--- Work instructions ---
The records are to be restated in their entirety, word for word.

[Recorded data]
^^^^^^^^
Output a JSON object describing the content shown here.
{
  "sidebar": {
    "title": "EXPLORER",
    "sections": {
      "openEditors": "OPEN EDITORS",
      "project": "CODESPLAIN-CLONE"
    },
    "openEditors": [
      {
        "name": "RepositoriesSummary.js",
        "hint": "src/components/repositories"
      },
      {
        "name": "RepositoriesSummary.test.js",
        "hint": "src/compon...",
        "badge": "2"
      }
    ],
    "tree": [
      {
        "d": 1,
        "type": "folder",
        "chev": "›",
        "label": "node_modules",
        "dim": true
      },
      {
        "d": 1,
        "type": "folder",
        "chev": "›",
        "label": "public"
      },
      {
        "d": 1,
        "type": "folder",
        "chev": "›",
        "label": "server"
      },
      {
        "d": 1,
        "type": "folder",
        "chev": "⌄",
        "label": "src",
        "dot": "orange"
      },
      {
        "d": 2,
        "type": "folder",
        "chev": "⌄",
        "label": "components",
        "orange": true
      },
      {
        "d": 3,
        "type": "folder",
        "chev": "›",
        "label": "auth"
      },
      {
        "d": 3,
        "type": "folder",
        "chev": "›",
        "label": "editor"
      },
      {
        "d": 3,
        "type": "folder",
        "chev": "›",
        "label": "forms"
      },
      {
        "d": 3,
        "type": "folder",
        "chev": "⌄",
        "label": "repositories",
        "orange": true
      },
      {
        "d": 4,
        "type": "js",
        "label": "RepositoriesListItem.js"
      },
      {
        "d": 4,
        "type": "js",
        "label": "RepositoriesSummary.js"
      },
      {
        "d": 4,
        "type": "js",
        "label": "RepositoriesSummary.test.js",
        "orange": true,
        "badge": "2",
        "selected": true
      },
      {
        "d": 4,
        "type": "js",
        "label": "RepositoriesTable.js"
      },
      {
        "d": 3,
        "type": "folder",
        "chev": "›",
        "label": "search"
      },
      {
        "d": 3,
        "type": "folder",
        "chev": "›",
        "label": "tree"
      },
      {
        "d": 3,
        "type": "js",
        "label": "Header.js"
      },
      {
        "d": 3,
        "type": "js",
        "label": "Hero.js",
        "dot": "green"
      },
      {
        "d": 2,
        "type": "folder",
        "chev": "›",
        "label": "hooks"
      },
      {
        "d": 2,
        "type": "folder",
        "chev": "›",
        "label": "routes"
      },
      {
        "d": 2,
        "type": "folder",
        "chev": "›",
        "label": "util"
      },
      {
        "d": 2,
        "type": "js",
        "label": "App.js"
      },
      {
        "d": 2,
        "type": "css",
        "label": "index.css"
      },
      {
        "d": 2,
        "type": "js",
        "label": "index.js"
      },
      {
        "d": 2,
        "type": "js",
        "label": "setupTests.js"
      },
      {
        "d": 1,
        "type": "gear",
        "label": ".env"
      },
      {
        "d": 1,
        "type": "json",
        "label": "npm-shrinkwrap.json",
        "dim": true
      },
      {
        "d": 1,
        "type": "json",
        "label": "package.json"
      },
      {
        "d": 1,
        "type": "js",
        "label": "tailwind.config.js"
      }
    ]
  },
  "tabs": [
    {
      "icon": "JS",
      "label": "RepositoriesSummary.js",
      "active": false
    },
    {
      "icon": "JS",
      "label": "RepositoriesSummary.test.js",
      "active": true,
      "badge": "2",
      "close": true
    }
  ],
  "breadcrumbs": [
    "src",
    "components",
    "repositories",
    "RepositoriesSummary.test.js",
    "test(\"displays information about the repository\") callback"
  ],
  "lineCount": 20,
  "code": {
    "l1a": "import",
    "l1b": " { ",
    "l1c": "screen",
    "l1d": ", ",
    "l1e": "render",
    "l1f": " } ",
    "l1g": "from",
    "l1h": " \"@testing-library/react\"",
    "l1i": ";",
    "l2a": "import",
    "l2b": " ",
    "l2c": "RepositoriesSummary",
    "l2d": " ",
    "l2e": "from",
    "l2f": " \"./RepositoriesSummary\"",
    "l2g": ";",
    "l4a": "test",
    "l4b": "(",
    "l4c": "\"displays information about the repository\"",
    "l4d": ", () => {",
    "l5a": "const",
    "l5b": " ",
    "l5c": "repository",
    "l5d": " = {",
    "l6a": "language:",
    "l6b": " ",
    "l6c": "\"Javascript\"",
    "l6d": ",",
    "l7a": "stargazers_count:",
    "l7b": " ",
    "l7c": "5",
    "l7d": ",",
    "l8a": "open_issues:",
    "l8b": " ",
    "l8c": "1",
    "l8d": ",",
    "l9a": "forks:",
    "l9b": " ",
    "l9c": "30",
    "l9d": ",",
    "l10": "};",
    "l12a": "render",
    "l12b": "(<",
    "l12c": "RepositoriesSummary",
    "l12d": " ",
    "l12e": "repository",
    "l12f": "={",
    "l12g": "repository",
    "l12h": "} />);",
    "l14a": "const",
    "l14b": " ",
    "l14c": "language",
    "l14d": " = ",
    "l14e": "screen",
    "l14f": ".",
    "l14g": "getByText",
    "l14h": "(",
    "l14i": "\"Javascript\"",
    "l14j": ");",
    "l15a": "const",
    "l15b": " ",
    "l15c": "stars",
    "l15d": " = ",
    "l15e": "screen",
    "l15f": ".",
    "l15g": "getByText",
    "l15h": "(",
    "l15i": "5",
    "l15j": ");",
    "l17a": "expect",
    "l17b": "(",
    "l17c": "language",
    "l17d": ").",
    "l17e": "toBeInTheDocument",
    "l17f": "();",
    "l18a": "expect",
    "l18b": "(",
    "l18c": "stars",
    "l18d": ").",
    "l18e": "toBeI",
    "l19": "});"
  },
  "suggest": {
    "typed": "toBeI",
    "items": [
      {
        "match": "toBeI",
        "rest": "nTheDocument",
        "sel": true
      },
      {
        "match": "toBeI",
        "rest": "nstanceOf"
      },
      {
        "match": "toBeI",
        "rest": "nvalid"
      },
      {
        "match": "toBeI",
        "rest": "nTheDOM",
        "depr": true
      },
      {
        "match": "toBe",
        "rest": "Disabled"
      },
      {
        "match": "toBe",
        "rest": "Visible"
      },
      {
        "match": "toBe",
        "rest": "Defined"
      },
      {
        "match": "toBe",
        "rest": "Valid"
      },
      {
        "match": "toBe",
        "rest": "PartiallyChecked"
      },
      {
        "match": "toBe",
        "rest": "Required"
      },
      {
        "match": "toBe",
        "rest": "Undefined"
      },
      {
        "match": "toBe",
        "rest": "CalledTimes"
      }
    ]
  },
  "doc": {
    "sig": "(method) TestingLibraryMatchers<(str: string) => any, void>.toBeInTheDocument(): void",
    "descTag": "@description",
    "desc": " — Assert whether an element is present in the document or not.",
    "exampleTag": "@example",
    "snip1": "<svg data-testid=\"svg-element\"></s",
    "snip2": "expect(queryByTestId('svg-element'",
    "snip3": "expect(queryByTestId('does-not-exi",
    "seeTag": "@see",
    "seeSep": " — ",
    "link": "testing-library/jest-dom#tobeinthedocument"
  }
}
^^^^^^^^
--- Result ---
Output a JSON object describing the content shown here.
{
  "sidebar": {
    "title": "EXPLORER",
    "sections": {
      "openEditors": "OPEN EDITORS",
      "project": "CODESPLAIN-CLONE"
    },
    "openEditors": [
      {
        "name": "RepositoriesSummary.js",
        "hint": "src/components/repositories"
      },
      {
        "name": "RepositoriesSummary.test.js",
        "hint": "src/compon...",
        "badge": "2"
      }
    ],
    "tree": [
      {
        "d": 1,
        "type": "folder",
        "chev": "›",
        "label": "node_modules",
        "dim": true
      },
      {
        "d": 1,
        "type": "folder",
        "chev": "›",
        "label": "public"
      },
      {
        "d": 1,
        "type": "folder",
        "chev": "›",
        "label": "server"
      },
      {
        "d": 1,
        "type": "folder",
        "chev": "⌄",
        "label": "src",
        "dot": "orange"
      },
      {
        "d": 2,
        "type": "folder",
        "chev": "⌄",
        "label": "components",
        "orange": true
      },
      {
        "d": 3,
        "type": "folder",
        "chev": "›",
        "label": "auth"
      },
      {
        "d": 3,
        "type": "folder",
        "chev": "›",
        "label": "editor"
      },
      {
        "d": 3,
        "type": "folder",
        "chev": "›",
        "label": "forms"
      },
      {
        "d": 3,
        "type": "folder",
        "chev": "⌄",
        "label": "repositories",
        "orange": true
      },
      {
        "d": 4,
        "type": "js",
        "label": "RepositoriesListItem.js"
      },
      {
        "d": 4,
        "type": "js",
        "label": "RepositoriesSummary.js"
      },
      {
        "d": 4,
        "type": "js",
        "label": "RepositoriesSummary.test.js",
        "orange": true,
        "badge": "2",
        "selected": true
      },
      {
        "d": 4,
        "type": "js",
        "label": "RepositoriesTable.js"
      },
      {
        "d": 3,
        "type": "folder",
        "chev": "›",
        "label": "search"
      },
      {
        "d": 3,
        "type": "folder",
        "chev": "›",
        "label": "tree"
      },
      {
        "d": 3,
        "type": "js",
        "label": "Header.js"
      },
      {
        "d": 3,
        "type": "js",
        "label": "Hero.js",
        "dot": "green"
      },
      {
        "d": 2,
        "type": "folder",
        "chev": "›",
        "label": "hooks"
      },
      {
        "d": 2,
        "type": "folder",
        "chev": "›",
        "label": "routes"
      },
      {
        "d": 2,
        "type": "folder",
        "chev": "›",
        "label": "util"
      },
      {
        "d": 2,
        "type": "js",
        "label": "App.js"
      },
      {
        "d": 2,
        "type": "css",
        "label": "index.css"
      },
      {
        "d": 2,
        "type": "js",
        "label": "index.js"
      },
      {
        "d": 2,
        "type": "js",
        "label": "setupTests.js"
      },
      {
        "d": 1,
        "type": "gear",
        "label": ".env"
      },
      {
        "d": 1,
        "type": "json",
        "label": "npm-shrinkwrap.json",
        "dim": true
      },
      {
        "d": 1,
        "type": "json",
        "label": "package.json"
      },
      {
        "d": 1,
        "type": "js",
        "label": "tailwind.config.js"
      }
    ]
  },
  "tabs": [
    {
      "icon": "JS",
      "label": "RepositoriesSummary.js",
      "active": false
    },
    {
      "icon": "JS",
      "label": "RepositoriesSummary.test.js",
      "active": true,
      "badge": "2",
      "close": true
    }
  ],
  "breadcrumbs": [
    "src",
    "components",
    "repositories",
    "RepositoriesSummary.test.js",
    "test(\"displays information about the repository\") callback"
  ],
  "lineCount": 20,
  "code": {
    "l1a": "import",
    "l1b": " { ",
    "l1c": "screen",
    "l1d": ", ",
    "l1e": "render",
    "l1f": " } ",
    "l1g": "from",
    "l1h": " \"@testing-library/react\"",
    "l1i": ";",
    "l2a": "import",
    "l2b": " ",
    "l2c": "RepositoriesSummary",
    "l2d": " ",
    "l2e": "from",
    "l2f": " \"./RepositoriesSummary\"",
    "l2g": ";",
    "l4a": "test",
    "l4b": "(",
    "l4c": "\"displays information about the repository\"",
    "l4d": ", () => {",
    "l5a": "const",
    "l5b": " ",
    "l5c": "repository",
    "l5d": " = {",
    "l6a": "language:",
    "l6b": " ",
    "l6c": "\"Javascript\"",
    "l6d": ",",
    "l7a": "stargazers_count:",
    "l7b": " ",
    "l7c": "5",
    "l7d": ",",
    "l8a": "open_issues:",
    "l8b": " ",
    "l8c": "1",
    "l8d": ",",
    "l9a": "forks:",
    "l9b": " ",
    "l9c": "30",
    "l9d": ",",
    "l10": "};",
    "l12a": "render",
    "l12b": "(<",
    "l12c": "RepositoriesSummary",
    "l12d": " ",
    "l12e": "repository",
    "l12f": "={",
    "l12g": "repository",
    "l12h": "} />);",
    "l14a": "const",
    "l14b": " ",
    "l14c": "language",
    "l14d": " = ",
    "l14e": "screen",
    "l14f": ".",
    "l14g": "getByText",
    "l14h": "(",
    "l14i": "\"Javascript\"",
    "l14j": ");",
    "l15a": "const",
    "l15b": " ",
    "l15c": "stars",
    "l15d": " = ",
    "l15e": "screen",
    "l15f": ".",
    "l15g": "getByText",
    "l15h": "(",
    "l15i": "5",
    "l15j": ");",
    "l17a": "expect",
    "l17b": "(",
    "l17c": "language",
    "l17d": ").",
    "l17e": "toBeInTheDocument",
    "l17f": "();",
    "l18a": "expect",
    "l18b": "(",
    "l18c": "stars",
    "l18d": ").",
    "l18e": "toBeI",
    "l19": "});"
  },
  "suggest": {
    "typed": "toBeI",
    "items": [
      {
        "match": "toBeI",
        "rest": "nTheDocument",
        "sel": true
      },
      {
        "match": "toBeI",
        "rest": "nstanceOf"
      },
      {
        "match": "toBeI",
        "rest": "nvalid"
      },
      {
        "match": "toBeI",
        "rest": "nTheDOM",
        "depr": true
      },
      {
        "match": "toBe",
        "rest": "Disabled"
      },
      {
        "match": "toBe",
        "rest": "Visible"
      },
      {
        "match": "toBe",
        "rest": "Defined"
      },
      {
        "match": "toBe",
        "rest": "Valid"
      },
      {
        "match": "toBe",
        "rest": "PartiallyChecked"
      },
      {
        "match": "toBe",
        "rest": "Required"
      },
      {
        "match": "toBe",
        "rest": "Undefined"
      },
      {
        "match": "toBe",
        "rest": "CalledTimes"
      }
    ]
  },
  "doc": {
    "sig": "(method) TestingLibraryMatchers<(str: string) => any, void>.toBeInTheDocument(): void",
    "descTag": "@description",
    "desc": " — Assert whether an element is present in the document or not.",
    "exampleTag": "@example",
    "snip1": "<svg data-testid=\"svg-element\"></s",
    "snip2": "expect(queryByTestId('svg-element'",
    "snip3": "expect(queryByTestId('does-not-exi",
    "seeTag": "@see",
    "seeSep": " — ",
    "link": "testing-library/jest-dom#tobeinthedocument"
  }
}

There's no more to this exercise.